━━━━━ Records for the exercise

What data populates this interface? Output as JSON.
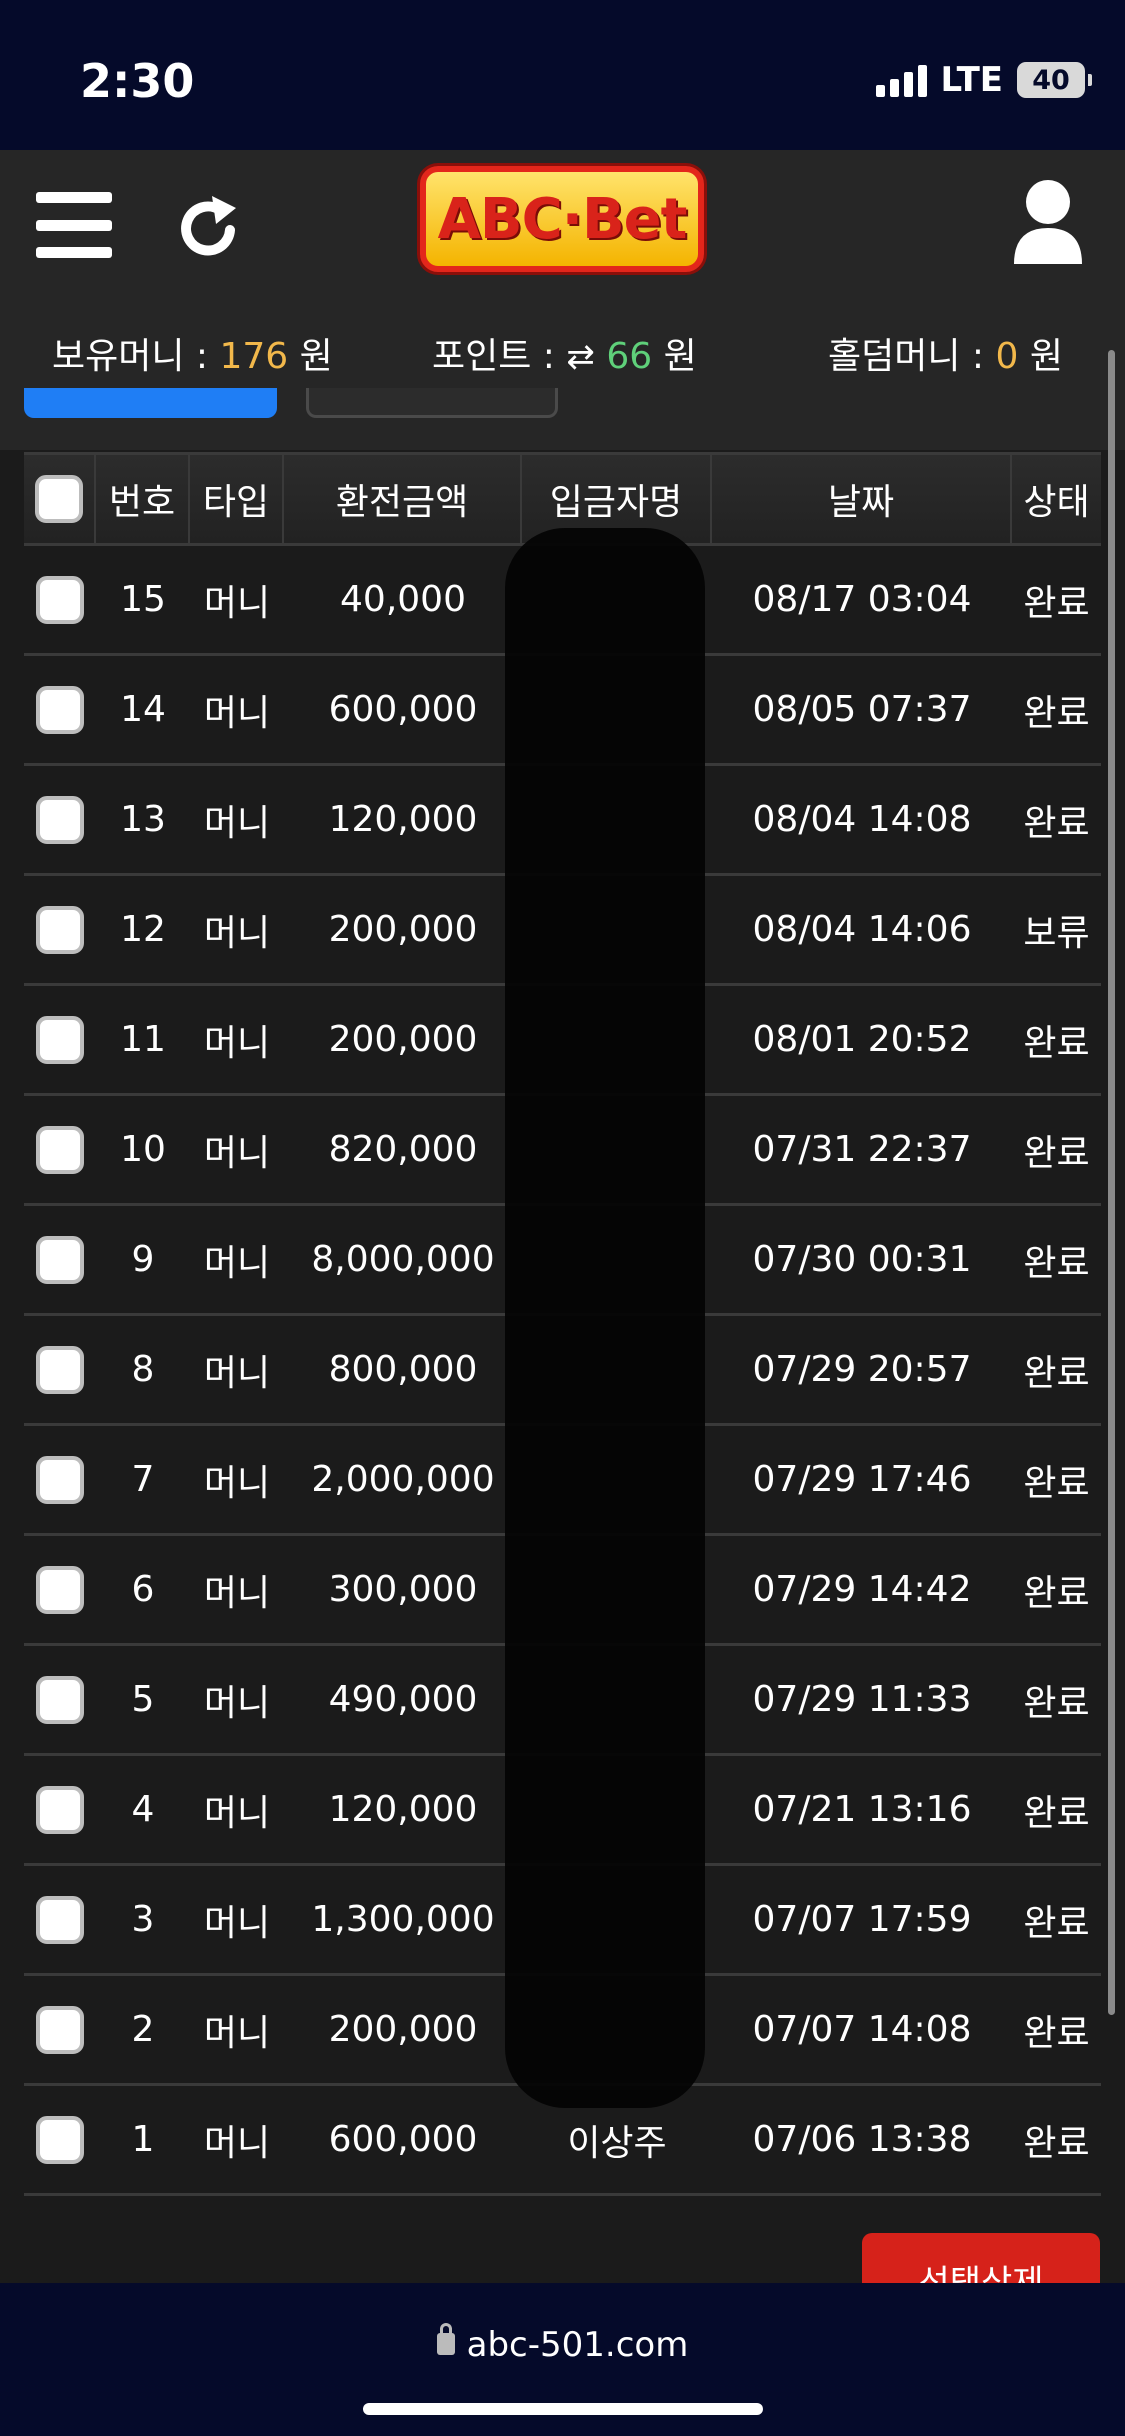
{
  "status_bar": {
    "time": "2:30",
    "network": "LTE",
    "battery": "40"
  },
  "header": {
    "logo_text": "ABC·Bet"
  },
  "balances": {
    "money_label": "보유머니 : ",
    "money_value": "176",
    "point_label": "포인트 : ",
    "point_icon": "⇄",
    "point_value": "66",
    "holdem_label": "홀덤머니 : ",
    "holdem_value": "0",
    "unit": "원"
  },
  "colors": {
    "accent_yellow": "#f2b84b",
    "accent_green": "#5fd07a",
    "delete_red": "#d6221a",
    "tab_blue": "#1f7ef5"
  },
  "table": {
    "headers": [
      "번호",
      "타입",
      "환전금액",
      "입금자명",
      "날짜",
      "상태"
    ],
    "rows": [
      {
        "no": "15",
        "type": "머니",
        "amount": "40,000",
        "name": "",
        "date": "08/17 03:04",
        "status": "완료"
      },
      {
        "no": "14",
        "type": "머니",
        "amount": "600,000",
        "name": "",
        "date": "08/05 07:37",
        "status": "완료"
      },
      {
        "no": "13",
        "type": "머니",
        "amount": "120,000",
        "name": "",
        "date": "08/04 14:08",
        "status": "완료"
      },
      {
        "no": "12",
        "type": "머니",
        "amount": "200,000",
        "name": "",
        "date": "08/04 14:06",
        "status": "보류"
      },
      {
        "no": "11",
        "type": "머니",
        "amount": "200,000",
        "name": "",
        "date": "08/01 20:52",
        "status": "완료"
      },
      {
        "no": "10",
        "type": "머니",
        "amount": "820,000",
        "name": "",
        "date": "07/31 22:37",
        "status": "완료"
      },
      {
        "no": "9",
        "type": "머니",
        "amount": "8,000,000",
        "name": "",
        "date": "07/30 00:31",
        "status": "완료"
      },
      {
        "no": "8",
        "type": "머니",
        "amount": "800,000",
        "name": "",
        "date": "07/29 20:57",
        "status": "완료"
      },
      {
        "no": "7",
        "type": "머니",
        "amount": "2,000,000",
        "name": "",
        "date": "07/29 17:46",
        "status": "완료"
      },
      {
        "no": "6",
        "type": "머니",
        "amount": "300,000",
        "name": "",
        "date": "07/29 14:42",
        "status": "완료"
      },
      {
        "no": "5",
        "type": "머니",
        "amount": "490,000",
        "name": "",
        "date": "07/29 11:33",
        "status": "완료"
      },
      {
        "no": "4",
        "type": "머니",
        "amount": "120,000",
        "name": "",
        "date": "07/21 13:16",
        "status": "완료"
      },
      {
        "no": "3",
        "type": "머니",
        "amount": "1,300,000",
        "name": "",
        "date": "07/07 17:59",
        "status": "완료"
      },
      {
        "no": "2",
        "type": "머니",
        "amount": "200,000",
        "name": "",
        "date": "07/07 14:08",
        "status": "완료"
      },
      {
        "no": "1",
        "type": "머니",
        "amount": "600,000",
        "name": "이상주",
        "date": "07/06 13:38",
        "status": "완료"
      }
    ]
  },
  "actions": {
    "delete_selected": "선택삭제"
  },
  "browser": {
    "url": "abc-501.com"
  }
}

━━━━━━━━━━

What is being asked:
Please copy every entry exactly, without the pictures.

Response to the task:
What data populates this interface? Output as JSON.
{
  "status_bar": {
    "time": "2:30",
    "network": "LTE",
    "battery": "40"
  },
  "header": {
    "logo_text": "ABC·Bet"
  },
  "balances": {
    "money_label": "보유머니 : ",
    "money_value": "176",
    "point_label": "포인트 : ",
    "point_icon": "⇄",
    "point_value": "66",
    "holdem_label": "홀덤머니 : ",
    "holdem_value": "0",
    "unit": "원"
  },
  "colors": {
    "accent_yellow": "#f2b84b",
    "accent_green": "#5fd07a",
    "delete_red": "#d6221a",
    "tab_blue": "#1f7ef5"
  },
  "table": {
    "headers": [
      "번호",
      "타입",
      "환전금액",
      "입금자명",
      "날짜",
      "상태"
    ],
    "rows": [
      {
        "no": "15",
        "type": "머니",
        "amount": "40,000",
        "name": "",
        "date": "08/17 03:04",
        "status": "완료"
      },
      {
        "no": "14",
        "type": "머니",
        "amount": "600,000",
        "name": "",
        "date": "08/05 07:37",
        "status": "완료"
      },
      {
        "no": "13",
        "type": "머니",
        "amount": "120,000",
        "name": "",
        "date": "08/04 14:08",
        "status": "완료"
      },
      {
        "no": "12",
        "type": "머니",
        "amount": "200,000",
        "name": "",
        "date": "08/04 14:06",
        "status": "보류"
      },
      {
        "no": "11",
        "type": "머니",
        "amount": "200,000",
        "name": "",
        "date": "08/01 20:52",
        "status": "완료"
      },
      {
        "no": "10",
        "type": "머니",
        "amount": "820,000",
        "name": "",
        "date": "07/31 22:37",
        "status": "완료"
      },
      {
        "no": "9",
        "type": "머니",
        "amount": "8,000,000",
        "name": "",
        "date": "07/30 00:31",
        "status": "완료"
      },
      {
        "no": "8",
        "type": "머니",
        "amount": "800,000",
        "name": "",
        "date": "07/29 20:57",
        "status": "완료"
      },
      {
        "no": "7",
        "type": "머니",
        "amount": "2,000,000",
        "name": "",
        "date": "07/29 17:46",
        "status": "완료"
      },
      {
        "no": "6",
        "type": "머니",
        "amount": "300,000",
        "name": "",
        "date": "07/29 14:42",
        "status": "완료"
      },
      {
        "no": "5",
        "type": "머니",
        "amount": "490,000",
        "name": "",
        "date": "07/29 11:33",
        "status": "완료"
      },
      {
        "no": "4",
        "type": "머니",
        "amount": "120,000",
        "name": "",
        "date": "07/21 13:16",
        "status": "완료"
      },
      {
        "no": "3",
        "type": "머니",
        "amount": "1,300,000",
        "name": "",
        "date": "07/07 17:59",
        "status": "완료"
      },
      {
        "no": "2",
        "type": "머니",
        "amount": "200,000",
        "name": "",
        "date": "07/07 14:08",
        "status": "완료"
      },
      {
        "no": "1",
        "type": "머니",
        "amount": "600,000",
        "name": "이상주",
        "date": "07/06 13:38",
        "status": "완료"
      }
    ]
  },
  "actions": {
    "delete_selected": "선택삭제"
  },
  "browser": {
    "url": "abc-501.com"
  }
}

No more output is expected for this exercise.